ROB INGRAM LOOKS BELOW THE SURFACE TO FIND HIDDEN GEMS.
There’s much joy to be had when you try the wine of Australia’s lesser-known labels.
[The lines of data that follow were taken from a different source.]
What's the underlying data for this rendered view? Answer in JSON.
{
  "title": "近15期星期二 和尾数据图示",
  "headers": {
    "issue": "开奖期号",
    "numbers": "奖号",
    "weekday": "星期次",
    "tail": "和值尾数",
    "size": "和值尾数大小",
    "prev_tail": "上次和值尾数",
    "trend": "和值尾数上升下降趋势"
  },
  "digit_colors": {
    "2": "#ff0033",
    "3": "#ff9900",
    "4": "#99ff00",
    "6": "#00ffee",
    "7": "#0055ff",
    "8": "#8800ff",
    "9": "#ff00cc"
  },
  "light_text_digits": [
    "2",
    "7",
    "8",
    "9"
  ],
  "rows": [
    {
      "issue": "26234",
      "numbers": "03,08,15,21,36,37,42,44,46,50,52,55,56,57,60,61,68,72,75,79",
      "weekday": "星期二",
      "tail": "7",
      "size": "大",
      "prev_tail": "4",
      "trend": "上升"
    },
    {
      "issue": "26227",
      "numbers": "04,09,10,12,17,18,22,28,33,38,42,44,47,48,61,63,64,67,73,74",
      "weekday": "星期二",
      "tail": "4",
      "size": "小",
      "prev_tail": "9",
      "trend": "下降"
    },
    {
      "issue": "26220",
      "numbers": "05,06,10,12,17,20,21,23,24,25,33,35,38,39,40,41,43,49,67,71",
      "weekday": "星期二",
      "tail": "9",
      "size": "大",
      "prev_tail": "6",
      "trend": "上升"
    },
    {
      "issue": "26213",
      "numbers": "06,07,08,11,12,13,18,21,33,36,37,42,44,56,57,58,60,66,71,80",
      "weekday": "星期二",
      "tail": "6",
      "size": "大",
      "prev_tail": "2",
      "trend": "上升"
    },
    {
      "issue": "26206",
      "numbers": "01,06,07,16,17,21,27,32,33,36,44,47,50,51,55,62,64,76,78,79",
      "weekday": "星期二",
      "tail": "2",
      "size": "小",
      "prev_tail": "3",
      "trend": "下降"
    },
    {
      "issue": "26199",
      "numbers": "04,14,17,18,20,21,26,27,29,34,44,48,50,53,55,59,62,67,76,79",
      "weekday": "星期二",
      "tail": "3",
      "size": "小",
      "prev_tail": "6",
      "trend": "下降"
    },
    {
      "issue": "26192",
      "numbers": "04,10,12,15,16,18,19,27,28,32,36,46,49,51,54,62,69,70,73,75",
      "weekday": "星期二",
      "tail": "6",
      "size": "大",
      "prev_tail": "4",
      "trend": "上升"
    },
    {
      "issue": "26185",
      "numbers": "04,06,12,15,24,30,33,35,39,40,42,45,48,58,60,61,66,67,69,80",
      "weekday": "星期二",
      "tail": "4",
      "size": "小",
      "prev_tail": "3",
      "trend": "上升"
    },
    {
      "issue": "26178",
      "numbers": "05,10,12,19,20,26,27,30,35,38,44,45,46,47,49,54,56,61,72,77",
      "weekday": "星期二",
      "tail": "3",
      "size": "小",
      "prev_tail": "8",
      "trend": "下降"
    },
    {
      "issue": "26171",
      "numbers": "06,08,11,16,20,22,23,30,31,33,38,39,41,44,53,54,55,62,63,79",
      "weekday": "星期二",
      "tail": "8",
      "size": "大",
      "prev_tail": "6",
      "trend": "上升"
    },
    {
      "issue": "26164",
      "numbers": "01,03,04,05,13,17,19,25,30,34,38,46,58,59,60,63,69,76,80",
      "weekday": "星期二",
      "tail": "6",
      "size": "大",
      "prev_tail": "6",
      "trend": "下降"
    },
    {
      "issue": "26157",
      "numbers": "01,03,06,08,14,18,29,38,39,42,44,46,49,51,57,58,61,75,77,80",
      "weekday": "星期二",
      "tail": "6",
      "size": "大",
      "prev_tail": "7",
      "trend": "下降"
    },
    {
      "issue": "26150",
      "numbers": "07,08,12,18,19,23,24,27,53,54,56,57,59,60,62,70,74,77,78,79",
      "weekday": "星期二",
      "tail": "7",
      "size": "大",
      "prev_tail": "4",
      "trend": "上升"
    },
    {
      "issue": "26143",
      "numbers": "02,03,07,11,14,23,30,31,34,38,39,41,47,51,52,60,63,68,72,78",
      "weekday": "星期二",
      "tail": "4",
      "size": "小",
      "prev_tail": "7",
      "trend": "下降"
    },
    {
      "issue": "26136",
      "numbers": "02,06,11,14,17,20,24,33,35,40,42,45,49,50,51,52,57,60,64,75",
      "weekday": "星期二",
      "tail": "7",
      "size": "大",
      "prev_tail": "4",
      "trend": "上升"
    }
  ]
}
JONATHAN — THE ASTROLOGER at Sydney’s Daily Telegraph newspaper — thinks that, considering Mercury’s change of direction, I should become a little more adventurous. Just how, he didn’t say, but he’ll tell me if I call him and pay $1.32 per minute including GST. Nice try, Jonathan, but I think I’ll try to work it out for myself. I have no wish to become more adventurous in my sexual preferences or even my breakfast menu. And it’s too late to change my outfitter from Blowes Menswear to whoever Lady Gaga uses. But Jonathan may be on the money for those who share my star sign (it’s the one no-one owns up to) as far as wine selection is concerned. It is an area in which we should all become a little more adventurous. From time to time, the Australian wine industry lets slip chilling statistics, such as that our top four wine companies produce 70 per cent of our total output, or perhaps that the top 20 companies produce 80 per cent. That leaves just 20 per cent to be divided between the 1400-odd other producers… and the arithmetic is not pretty. If any human endeavour should benefit from a sense of adventure, it’s wine enjoyment. I don’t thrill to news from someone who has been drinking the same Penfolds since 1992 that it is moments from reaching its peak… but can’t be obtained any longer, but I do like to hear of an edgy cabernet franc made in metal milk churns in the Bylong Valley. I find no ‘wow’ factor that a latest release from one of the big four displays the same quality that it has for a decade, but I take notice when some funky first effort from a former pig farmer takes out the trophy at a respected wine show. It is much more exciting — and often rewarding — to check out the wines of smaller producers who may be flying below the radar as far as market profile is concerned. Big companies spend big money on promotion and marketing, but there are many producers out there who spend their entire budget on their product... and wait for the adventurous consumer to discover it. I’ve recently been seeking out lesser-known names — labels that might be new to you but which deserve loads more attention. In the interests of comparison I chose chardonnay, a variety that presents well in most Australian wine regions. I was impressed by the following wines, but you’ll discover your own favourites by being a little more adventurous in the bottle shop or online… whether Mercury is changing direction or not.